See you in Israel!

Would YOU throw your children down the precipice?

Yes, I know, its quite a bombastic title, and yes, sometimes we do want to throw our children down the precipice… however, kidding aside, would you be able to, under certain unimaginable circumstances,  kill your children?

There have been such times in Jewish history, during times of oppression, violence, pogroms and most recently the Holocaust, when parents have had to take desperate measures, sometimes throwing children from moving trains destined to slaughter, handing over their children to strangers with no assurance of ever seeing them again, suffocating crying babies in order to save Jews in hiding from detection, or killing children to avoid their being raped, enslaved or killed by approaching enemy soldiers…

I cannot imagine being in such circumstances, however, to stand on the hallowed ground where parents took such measures is deeply moving.  Let me take you to one such place…

We are in northern Israel, on the Golan Heights and this amazing site is Gamla.  The year is 67 c.e. and the Jewish revolt against the Romans is in full swing.  Since not all the towns in the Galilee and the Golan are rebelling, Gamla has filled with refugees from other battles and towns, and with zealots who in their blind rage against the Romans  have decided to take on the most powerful army in the world.  Rebel towns are falling one by one, but Gamla refuses to surrender.

Flavius Josephus, who originally led the Jewish rebel forces in the North and fortified the town, describes Gamla in his book The Jewish War:

Sloping down from a towering peak is a spur like a long shaggy neck, behind which rides a symmetrical hump, so that the outline resembles that of a camel; hence the name, the exact form of the word being obscured by the local pronunciation. On the face and both sides it is cut off by impassable ravines. Near the tail it is  rather more accessible, where it is detached from the hill; but here too, by digging a trench across, the inhabitants made access very difficult.  Built against the almost vertical flank the houses were piled on top of one another, and the town seemed to be hung in air and on the point of tumbling on top of itself from its very steepness. It faced south and its southern crest, which rose to an immense height, served as citadel, resting on an unwalled precipice that went straight down into the deepest ravine…

It is clear how Gamla, from the Hebrew ‘gamal’ (camel), received its name

Agrippa II, the local governor,  lays siege on the town for seven months with no luck; the town is still holding out, hunger and desperation prevail.

Vespasian, the Roman general, and his son Titus arrive from Rome to quell the rebellion and make their way to the Golan.  After several attempts at breaching the walls of Gamla, the Roman soldiers break through and the killing begins… rebels, soldiers, women, children, all hell breaks loose in the tight confines of an overcrowded, walled  hilltop town.

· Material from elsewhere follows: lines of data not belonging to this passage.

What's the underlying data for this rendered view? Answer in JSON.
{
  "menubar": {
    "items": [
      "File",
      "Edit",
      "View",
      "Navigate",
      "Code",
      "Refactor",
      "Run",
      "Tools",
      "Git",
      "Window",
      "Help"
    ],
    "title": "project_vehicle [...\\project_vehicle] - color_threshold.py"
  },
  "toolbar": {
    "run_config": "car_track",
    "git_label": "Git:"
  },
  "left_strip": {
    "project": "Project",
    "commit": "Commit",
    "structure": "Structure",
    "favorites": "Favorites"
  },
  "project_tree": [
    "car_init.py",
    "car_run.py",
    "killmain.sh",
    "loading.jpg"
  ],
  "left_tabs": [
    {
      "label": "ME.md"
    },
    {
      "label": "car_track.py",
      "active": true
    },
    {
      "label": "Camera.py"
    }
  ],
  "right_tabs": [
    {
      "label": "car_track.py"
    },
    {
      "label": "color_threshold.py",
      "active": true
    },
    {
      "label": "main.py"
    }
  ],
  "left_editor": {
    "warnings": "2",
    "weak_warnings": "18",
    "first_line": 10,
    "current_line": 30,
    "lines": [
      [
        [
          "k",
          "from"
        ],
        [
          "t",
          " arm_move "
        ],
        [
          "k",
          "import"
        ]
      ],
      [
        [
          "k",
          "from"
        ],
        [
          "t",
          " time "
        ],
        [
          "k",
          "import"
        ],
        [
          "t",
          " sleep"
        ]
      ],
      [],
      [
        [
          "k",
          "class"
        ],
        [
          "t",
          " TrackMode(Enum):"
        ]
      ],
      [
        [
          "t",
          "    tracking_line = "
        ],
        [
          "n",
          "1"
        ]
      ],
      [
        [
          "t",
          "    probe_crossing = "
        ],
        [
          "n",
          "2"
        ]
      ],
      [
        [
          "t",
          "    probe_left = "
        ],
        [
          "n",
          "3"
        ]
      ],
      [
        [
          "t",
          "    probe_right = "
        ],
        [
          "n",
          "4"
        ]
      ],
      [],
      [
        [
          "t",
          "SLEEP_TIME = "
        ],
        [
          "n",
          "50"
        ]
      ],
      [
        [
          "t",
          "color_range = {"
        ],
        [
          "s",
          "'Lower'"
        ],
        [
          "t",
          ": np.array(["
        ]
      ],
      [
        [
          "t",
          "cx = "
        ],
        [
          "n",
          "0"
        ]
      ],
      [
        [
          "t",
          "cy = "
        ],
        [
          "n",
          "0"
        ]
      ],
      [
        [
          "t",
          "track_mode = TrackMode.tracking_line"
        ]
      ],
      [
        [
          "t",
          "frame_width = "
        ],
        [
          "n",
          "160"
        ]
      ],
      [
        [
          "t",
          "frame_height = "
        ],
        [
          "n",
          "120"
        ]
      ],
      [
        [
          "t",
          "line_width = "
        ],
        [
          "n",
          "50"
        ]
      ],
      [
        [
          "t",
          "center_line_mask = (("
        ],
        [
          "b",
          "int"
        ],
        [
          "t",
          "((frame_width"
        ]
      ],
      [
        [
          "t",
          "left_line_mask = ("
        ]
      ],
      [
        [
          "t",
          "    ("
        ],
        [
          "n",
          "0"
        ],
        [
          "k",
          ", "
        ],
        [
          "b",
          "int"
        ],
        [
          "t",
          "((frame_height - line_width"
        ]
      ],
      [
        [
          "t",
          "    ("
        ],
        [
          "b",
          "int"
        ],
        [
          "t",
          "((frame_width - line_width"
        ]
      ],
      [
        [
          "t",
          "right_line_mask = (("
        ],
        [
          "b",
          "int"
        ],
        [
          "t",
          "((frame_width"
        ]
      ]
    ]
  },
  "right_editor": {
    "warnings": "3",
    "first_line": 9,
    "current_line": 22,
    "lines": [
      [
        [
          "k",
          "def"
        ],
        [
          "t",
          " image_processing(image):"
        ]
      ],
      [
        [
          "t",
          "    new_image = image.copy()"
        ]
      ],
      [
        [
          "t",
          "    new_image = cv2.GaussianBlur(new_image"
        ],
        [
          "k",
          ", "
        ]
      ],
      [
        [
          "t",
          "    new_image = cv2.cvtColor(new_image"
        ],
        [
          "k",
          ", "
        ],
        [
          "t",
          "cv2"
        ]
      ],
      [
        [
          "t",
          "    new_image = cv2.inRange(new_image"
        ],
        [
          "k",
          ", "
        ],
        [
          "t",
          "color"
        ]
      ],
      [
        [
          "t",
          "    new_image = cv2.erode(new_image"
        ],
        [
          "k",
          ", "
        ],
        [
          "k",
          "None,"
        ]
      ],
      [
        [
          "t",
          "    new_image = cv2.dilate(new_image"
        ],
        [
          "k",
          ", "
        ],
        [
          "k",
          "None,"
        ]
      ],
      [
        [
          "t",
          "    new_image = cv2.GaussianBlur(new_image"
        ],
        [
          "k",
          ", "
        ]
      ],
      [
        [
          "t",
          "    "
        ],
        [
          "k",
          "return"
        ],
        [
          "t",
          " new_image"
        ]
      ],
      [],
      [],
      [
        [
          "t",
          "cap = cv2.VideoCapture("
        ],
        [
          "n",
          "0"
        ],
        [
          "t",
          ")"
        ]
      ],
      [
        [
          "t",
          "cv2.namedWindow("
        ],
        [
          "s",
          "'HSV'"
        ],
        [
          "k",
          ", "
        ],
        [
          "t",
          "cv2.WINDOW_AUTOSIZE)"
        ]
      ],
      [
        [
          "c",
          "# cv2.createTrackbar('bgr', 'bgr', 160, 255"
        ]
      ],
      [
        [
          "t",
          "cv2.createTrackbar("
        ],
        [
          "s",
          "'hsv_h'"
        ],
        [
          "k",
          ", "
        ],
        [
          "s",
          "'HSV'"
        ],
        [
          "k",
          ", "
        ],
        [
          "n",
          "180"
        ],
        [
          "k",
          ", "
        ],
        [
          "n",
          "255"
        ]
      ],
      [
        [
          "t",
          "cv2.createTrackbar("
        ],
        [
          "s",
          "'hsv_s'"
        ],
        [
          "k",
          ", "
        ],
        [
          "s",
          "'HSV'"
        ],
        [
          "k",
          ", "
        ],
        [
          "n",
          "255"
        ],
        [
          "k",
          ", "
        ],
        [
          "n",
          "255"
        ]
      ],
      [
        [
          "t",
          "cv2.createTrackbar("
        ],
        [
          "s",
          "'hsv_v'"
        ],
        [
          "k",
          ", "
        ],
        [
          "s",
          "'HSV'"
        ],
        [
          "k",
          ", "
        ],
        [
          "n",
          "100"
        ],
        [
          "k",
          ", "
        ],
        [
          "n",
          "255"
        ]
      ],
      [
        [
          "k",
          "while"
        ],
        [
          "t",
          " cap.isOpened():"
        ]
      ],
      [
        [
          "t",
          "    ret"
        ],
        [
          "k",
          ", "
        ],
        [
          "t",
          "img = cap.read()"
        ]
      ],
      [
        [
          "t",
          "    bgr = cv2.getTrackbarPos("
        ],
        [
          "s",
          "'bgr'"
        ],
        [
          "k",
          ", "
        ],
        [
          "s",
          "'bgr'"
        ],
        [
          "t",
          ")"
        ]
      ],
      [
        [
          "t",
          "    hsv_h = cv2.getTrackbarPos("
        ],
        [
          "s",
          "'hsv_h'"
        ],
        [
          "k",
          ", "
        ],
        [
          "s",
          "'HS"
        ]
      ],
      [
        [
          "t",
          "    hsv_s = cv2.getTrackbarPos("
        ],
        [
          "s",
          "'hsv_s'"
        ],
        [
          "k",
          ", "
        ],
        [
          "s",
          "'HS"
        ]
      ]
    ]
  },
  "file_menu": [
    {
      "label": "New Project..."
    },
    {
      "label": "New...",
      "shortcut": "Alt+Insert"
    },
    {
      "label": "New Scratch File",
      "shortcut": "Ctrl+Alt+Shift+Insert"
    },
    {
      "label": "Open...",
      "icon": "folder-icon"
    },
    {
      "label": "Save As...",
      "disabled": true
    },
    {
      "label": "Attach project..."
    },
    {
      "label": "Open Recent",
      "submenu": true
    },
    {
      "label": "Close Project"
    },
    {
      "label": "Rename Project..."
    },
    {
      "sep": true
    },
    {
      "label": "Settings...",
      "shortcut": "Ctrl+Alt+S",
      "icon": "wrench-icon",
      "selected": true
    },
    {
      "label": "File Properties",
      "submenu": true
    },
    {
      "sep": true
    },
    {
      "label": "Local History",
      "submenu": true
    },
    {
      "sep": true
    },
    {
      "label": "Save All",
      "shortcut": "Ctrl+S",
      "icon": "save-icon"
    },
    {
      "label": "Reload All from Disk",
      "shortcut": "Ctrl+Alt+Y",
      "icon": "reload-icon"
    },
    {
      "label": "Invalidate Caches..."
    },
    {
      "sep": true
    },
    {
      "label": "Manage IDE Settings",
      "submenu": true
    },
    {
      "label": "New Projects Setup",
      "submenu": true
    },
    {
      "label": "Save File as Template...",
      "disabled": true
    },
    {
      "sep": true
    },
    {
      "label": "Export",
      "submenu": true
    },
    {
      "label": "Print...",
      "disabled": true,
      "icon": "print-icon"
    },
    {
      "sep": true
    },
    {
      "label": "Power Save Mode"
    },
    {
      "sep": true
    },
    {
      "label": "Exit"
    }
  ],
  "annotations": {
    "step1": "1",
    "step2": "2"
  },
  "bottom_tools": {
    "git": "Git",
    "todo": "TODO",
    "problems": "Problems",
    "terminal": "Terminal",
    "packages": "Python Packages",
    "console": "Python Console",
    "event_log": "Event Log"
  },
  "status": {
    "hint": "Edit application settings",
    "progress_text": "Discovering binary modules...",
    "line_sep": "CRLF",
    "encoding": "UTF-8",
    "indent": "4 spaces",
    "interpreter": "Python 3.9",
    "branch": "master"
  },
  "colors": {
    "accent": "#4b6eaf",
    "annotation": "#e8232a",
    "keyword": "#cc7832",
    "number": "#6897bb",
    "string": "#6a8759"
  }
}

Josephus describes the scene:

Despairing of escape and hemmed in every way, they (the Jews) flung their wives and children and themselves too into the immensely deep artificial ravine that yawned under the citadel.  In fact the fury of the victors seemed less destructive than the suicidal frenzy of the trapped men; 4,000 fell by Roman swords, but those who plunged to destruction proved to be over 5,000.

gamla 01

The precipice into which children were flung to their death

Never fails to take my breath away.

A walk around Ancient Gamla is a fascinating study of the lives of Jews during Second Temple times.  It includes one of the few Second Temple era synagogues ever found and several mikvehs (ritual baths).  Archaeological digs here also uncovered a treasure trove of Roman arrowheads, Judean coins, armor pieces, pottery, Roman sandals, ballistic projectiles, battering ram pieces, etc.  Some of these finds are beautifully exhibited in the Hecht Museum in Haifa and are certainly worth the visit.

gamla 03

The ancient synagogue at Gamla, one of the oldest in the world.

Today Gamla is a Nature Reserve which combines  history and archaeology, great hikes, gorgeous ravines, waterfalls, gorges and a walk through a cluster of Neolithic dolmens.

It is also home to dozens of pairs of Griffon vultures who nest in Gamla’s cliffs, and can be viewed from the cliff-edge observation point and visitors’ center.